■ Your task:
Return the full listing exactly as it is written.

■ Source information:

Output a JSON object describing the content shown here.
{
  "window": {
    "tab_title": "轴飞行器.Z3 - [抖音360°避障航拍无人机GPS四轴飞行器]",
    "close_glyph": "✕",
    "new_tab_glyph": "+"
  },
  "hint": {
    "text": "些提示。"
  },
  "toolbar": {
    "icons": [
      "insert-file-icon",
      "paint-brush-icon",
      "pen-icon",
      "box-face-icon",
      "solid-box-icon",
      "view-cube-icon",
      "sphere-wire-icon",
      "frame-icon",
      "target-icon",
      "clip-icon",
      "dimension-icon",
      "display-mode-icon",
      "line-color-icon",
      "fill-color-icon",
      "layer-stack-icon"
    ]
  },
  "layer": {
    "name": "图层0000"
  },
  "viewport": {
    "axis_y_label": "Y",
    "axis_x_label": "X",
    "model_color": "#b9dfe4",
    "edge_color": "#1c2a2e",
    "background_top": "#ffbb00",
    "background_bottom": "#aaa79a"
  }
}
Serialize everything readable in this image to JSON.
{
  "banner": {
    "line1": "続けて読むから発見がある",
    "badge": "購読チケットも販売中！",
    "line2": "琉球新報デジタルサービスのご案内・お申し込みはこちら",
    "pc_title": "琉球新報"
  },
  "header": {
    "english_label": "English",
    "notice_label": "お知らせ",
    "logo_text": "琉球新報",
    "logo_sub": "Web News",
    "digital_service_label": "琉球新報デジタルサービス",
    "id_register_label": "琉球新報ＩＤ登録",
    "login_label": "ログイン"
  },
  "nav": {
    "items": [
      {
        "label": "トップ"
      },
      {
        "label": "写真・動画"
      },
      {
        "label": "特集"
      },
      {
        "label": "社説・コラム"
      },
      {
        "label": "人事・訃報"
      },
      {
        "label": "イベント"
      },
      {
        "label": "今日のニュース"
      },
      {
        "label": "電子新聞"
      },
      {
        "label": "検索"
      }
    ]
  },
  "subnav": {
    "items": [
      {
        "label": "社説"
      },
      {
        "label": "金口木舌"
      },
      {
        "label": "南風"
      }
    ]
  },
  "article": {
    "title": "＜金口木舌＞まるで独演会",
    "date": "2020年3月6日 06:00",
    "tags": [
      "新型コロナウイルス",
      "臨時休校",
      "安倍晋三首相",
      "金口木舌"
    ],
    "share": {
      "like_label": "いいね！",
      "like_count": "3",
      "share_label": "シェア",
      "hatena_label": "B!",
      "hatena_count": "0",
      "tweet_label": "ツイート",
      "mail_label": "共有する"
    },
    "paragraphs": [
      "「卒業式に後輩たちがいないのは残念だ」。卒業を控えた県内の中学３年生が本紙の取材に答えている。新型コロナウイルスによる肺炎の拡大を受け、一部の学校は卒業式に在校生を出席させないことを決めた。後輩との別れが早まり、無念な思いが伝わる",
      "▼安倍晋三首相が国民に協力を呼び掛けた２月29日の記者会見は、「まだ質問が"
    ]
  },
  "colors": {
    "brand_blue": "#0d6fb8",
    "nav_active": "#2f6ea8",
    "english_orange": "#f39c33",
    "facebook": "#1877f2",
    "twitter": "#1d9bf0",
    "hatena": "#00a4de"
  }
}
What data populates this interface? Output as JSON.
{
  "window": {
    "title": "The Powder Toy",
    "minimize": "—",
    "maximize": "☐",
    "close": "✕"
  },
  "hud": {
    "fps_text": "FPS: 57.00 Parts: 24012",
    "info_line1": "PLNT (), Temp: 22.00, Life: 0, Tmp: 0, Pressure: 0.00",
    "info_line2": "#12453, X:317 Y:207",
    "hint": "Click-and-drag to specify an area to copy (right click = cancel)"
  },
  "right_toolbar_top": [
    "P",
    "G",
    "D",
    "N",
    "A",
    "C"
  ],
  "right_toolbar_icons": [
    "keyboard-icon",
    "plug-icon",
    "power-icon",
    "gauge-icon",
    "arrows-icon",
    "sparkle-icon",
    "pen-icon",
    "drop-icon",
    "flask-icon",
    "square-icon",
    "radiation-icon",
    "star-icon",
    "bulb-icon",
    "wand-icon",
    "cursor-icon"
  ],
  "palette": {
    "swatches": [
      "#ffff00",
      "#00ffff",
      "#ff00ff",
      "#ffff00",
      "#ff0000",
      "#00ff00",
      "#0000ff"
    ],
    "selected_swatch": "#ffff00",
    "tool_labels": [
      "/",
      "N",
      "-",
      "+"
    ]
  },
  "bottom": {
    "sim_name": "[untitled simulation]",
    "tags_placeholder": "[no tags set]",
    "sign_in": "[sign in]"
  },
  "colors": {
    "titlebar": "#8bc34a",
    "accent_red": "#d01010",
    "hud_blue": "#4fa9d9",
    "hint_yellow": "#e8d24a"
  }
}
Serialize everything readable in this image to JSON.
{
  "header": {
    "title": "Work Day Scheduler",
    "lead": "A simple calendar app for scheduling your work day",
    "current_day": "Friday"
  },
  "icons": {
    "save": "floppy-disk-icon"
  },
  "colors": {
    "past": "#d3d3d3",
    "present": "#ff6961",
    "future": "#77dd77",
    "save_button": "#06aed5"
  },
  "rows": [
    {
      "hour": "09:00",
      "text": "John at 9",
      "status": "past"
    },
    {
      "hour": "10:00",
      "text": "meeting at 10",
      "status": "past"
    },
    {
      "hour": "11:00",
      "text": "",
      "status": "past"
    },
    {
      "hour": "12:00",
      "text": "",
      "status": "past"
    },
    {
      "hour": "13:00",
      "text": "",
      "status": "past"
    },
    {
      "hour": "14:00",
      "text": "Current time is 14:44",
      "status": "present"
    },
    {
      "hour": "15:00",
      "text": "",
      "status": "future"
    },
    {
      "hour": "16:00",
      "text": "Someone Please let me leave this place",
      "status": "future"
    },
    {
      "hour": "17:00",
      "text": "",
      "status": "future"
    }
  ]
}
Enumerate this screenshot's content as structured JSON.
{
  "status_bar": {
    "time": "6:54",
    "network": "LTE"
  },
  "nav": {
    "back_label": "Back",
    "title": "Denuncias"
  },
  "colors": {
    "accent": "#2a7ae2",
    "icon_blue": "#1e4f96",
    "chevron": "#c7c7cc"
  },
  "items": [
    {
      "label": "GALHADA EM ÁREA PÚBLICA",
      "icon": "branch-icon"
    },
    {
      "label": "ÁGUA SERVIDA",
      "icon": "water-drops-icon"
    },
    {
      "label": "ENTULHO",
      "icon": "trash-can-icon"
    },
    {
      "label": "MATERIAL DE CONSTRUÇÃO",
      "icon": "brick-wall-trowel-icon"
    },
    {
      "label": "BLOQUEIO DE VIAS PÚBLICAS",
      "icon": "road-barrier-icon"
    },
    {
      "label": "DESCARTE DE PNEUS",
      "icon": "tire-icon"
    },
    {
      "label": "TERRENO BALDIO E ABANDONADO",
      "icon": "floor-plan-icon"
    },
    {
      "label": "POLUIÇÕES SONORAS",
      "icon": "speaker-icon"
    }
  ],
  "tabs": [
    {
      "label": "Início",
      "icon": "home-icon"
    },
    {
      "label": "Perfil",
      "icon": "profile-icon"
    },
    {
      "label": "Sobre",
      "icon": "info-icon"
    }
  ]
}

■ Response area:
Output a JSON object describing the content shown here.
{
  "window": {
    "tab_title": "轴飞行器.Z3 - [抖音360°避障航拍无人机GPS四轴飞行器]",
    "close_glyph": "✕",
    "new_tab_glyph": "+"
  },
  "hint": {
    "text": "些提示。"
  },
  "toolbar": {
    "icons": [
      "insert-file-icon",
      "paint-brush-icon",
      "pen-icon",
      "box-face-icon",
      "solid-box-icon",
      "view-cube-icon",
      "sphere-wire-icon",
      "frame-icon",
      "target-icon",
      "clip-icon",
      "dimension-icon",
      "display-mode-icon",
      "line-color-icon",
      "fill-color-icon",
      "layer-stack-icon"
    ]
  },
  "layer": {
    "name": "图层0000"
  },
  "viewport": {
    "axis_y_label": "Y",
    "axis_x_label": "X",
    "model_color": "#b9dfe4",
    "edge_color": "#1c2a2e",
    "background_top": "#ffbb00",
    "background_bottom": "#aaa79a"
  }
}
Serialize everything readable in this image to JSON.
{
  "banner": {
    "line1": "続けて読むから発見がある",
    "badge": "購読チケットも販売中！",
    "line2": "琉球新報デジタルサービスのご案内・お申し込みはこちら",
    "pc_title": "琉球新報"
  },
  "header": {
    "english_label": "English",
    "notice_label": "お知らせ",
    "logo_text": "琉球新報",
    "logo_sub": "Web News",
    "digital_service_label": "琉球新報デジタルサービス",
    "id_register_label": "琉球新報ＩＤ登録",
    "login_label": "ログイン"
  },
  "nav": {
    "items": [
      {
        "label": "トップ"
      },
      {
        "label": "写真・動画"
      },
      {
        "label": "特集"
      },
      {
        "label": "社説・コラム"
      },
      {
        "label": "人事・訃報"
      },
      {
        "label": "イベント"
      },
      {
        "label": "今日のニュース"
      },
      {
        "label": "電子新聞"
      },
      {
        "label": "検索"
      }
    ]
  },
  "subnav": {
    "items": [
      {
        "label": "社説"
      },
      {
        "label": "金口木舌"
      },
      {
        "label": "南風"
      }
    ]
  },
  "article": {
    "title": "＜金口木舌＞まるで独演会",
    "date": "2020年3月6日 06:00",
    "tags": [
      "新型コロナウイルス",
      "臨時休校",
      "安倍晋三首相",
      "金口木舌"
    ],
    "share": {
      "like_label": "いいね！",
      "like_count": "3",
      "share_label": "シェア",
      "hatena_label": "B!",
      "hatena_count": "0",
      "tweet_label": "ツイート",
      "mail_label": "共有する"
    },
    "paragraphs": [
      "「卒業式に後輩たちがいないのは残念だ」。卒業を控えた県内の中学３年生が本紙の取材に答えている。新型コロナウイルスによる肺炎の拡大を受け、一部の学校は卒業式に在校生を出席させないことを決めた。後輩との別れが早まり、無念な思いが伝わる",
      "▼安倍晋三首相が国民に協力を呼び掛けた２月29日の記者会見は、「まだ質問が"
    ]
  },
  "colors": {
    "brand_blue": "#0d6fb8",
    "nav_active": "#2f6ea8",
    "english_orange": "#f39c33",
    "facebook": "#1877f2",
    "twitter": "#1d9bf0",
    "hatena": "#00a4de"
  }
}
What data populates this interface? Output as JSON.
{
  "window": {
    "title": "The Powder Toy",
    "minimize": "—",
    "maximize": "☐",
    "close": "✕"
  },
  "hud": {
    "fps_text": "FPS: 57.00 Parts: 24012",
    "info_line1": "PLNT (), Temp: 22.00, Life: 0, Tmp: 0, Pressure: 0.00",
    "info_line2": "#12453, X:317 Y:207",
    "hint": "Click-and-drag to specify an area to copy (right click = cancel)"
  },
  "right_toolbar_top": [
    "P",
    "G",
    "D",
    "N",
    "A",
    "C"
  ],
  "right_toolbar_icons": [
    "keyboard-icon",
    "plug-icon",
    "power-icon",
    "gauge-icon",
    "arrows-icon",
    "sparkle-icon",
    "pen-icon",
    "drop-icon",
    "flask-icon",
    "square-icon",
    "radiation-icon",
    "star-icon",
    "bulb-icon",
    "wand-icon",
    "cursor-icon"
  ],
  "palette": {
    "swatches": [
      "#ffff00",
      "#00ffff",
      "#ff00ff",
      "#ffff00",
      "#ff0000",
      "#00ff00",
      "#0000ff"
    ],
    "selected_swatch": "#ffff00",
    "tool_labels": [
      "/",
      "N",
      "-",
      "+"
    ]
  },
  "bottom": {
    "sim_name": "[untitled simulation]",
    "tags_placeholder": "[no tags set]",
    "sign_in": "[sign in]"
  },
  "colors": {
    "titlebar": "#8bc34a",
    "accent_red": "#d01010",
    "hud_blue": "#4fa9d9",
    "hint_yellow": "#e8d24a"
  }
}
Serialize everything readable in this image to JSON.
{
  "header": {
    "title": "Work Day Scheduler",
    "lead": "A simple calendar app for scheduling your work day",
    "current_day": "Friday"
  },
  "icons": {
    "save": "floppy-disk-icon"
  },
  "colors": {
    "past": "#d3d3d3",
    "present": "#ff6961",
    "future": "#77dd77",
    "save_button": "#06aed5"
  },
  "rows": [
    {
      "hour": "09:00",
      "text": "John at 9",
      "status": "past"
    },
    {
      "hour": "10:00",
      "text": "meeting at 10",
      "status": "past"
    },
    {
      "hour": "11:00",
      "text": "",
      "status": "past"
    },
    {
      "hour": "12:00",
      "text": "",
      "status": "past"
    },
    {
      "hour": "13:00",
      "text": "",
      "status": "past"
    },
    {
      "hour": "14:00",
      "text": "Current time is 14:44",
      "status": "present"
    },
    {
      "hour": "15:00",
      "text": "",
      "status": "future"
    },
    {
      "hour": "16:00",
      "text": "Someone Please let me leave this place",
      "status": "future"
    },
    {
      "hour": "17:00",
      "text": "",
      "status": "future"
    }
  ]
}
Enumerate this screenshot's content as structured JSON.
{
  "status_bar": {
    "time": "6:54",
    "network": "LTE"
  },
  "nav": {
    "back_label": "Back",
    "title": "Denuncias"
  },
  "colors": {
    "accent": "#2a7ae2",
    "icon_blue": "#1e4f96",
    "chevron": "#c7c7cc"
  },
  "items": [
    {
      "label": "GALHADA EM ÁREA PÚBLICA",
      "icon": "branch-icon"
    },
    {
      "label": "ÁGUA SERVIDA",
      "icon": "water-drops-icon"
    },
    {
      "label": "ENTULHO",
      "icon": "trash-can-icon"
    },
    {
      "label": "MATERIAL DE CONSTRUÇÃO",
      "icon": "brick-wall-trowel-icon"
    },
    {
      "label": "BLOQUEIO DE VIAS PÚBLICAS",
      "icon": "road-barrier-icon"
    },
    {
      "label": "DESCARTE DE PNEUS",
      "icon": "tire-icon"
    },
    {
      "label": "TERRENO BALDIO E ABANDONADO",
      "icon": "floor-plan-icon"
    },
    {
      "label": "POLUIÇÕES SONORAS",
      "icon": "speaker-icon"
    }
  ],
  "tabs": [
    {
      "label": "Início",
      "icon": "home-icon"
    },
    {
      "label": "Perfil",
      "icon": "profile-icon"
    },
    {
      "label": "Sobre",
      "icon": "info-icon"
    }
  ]
}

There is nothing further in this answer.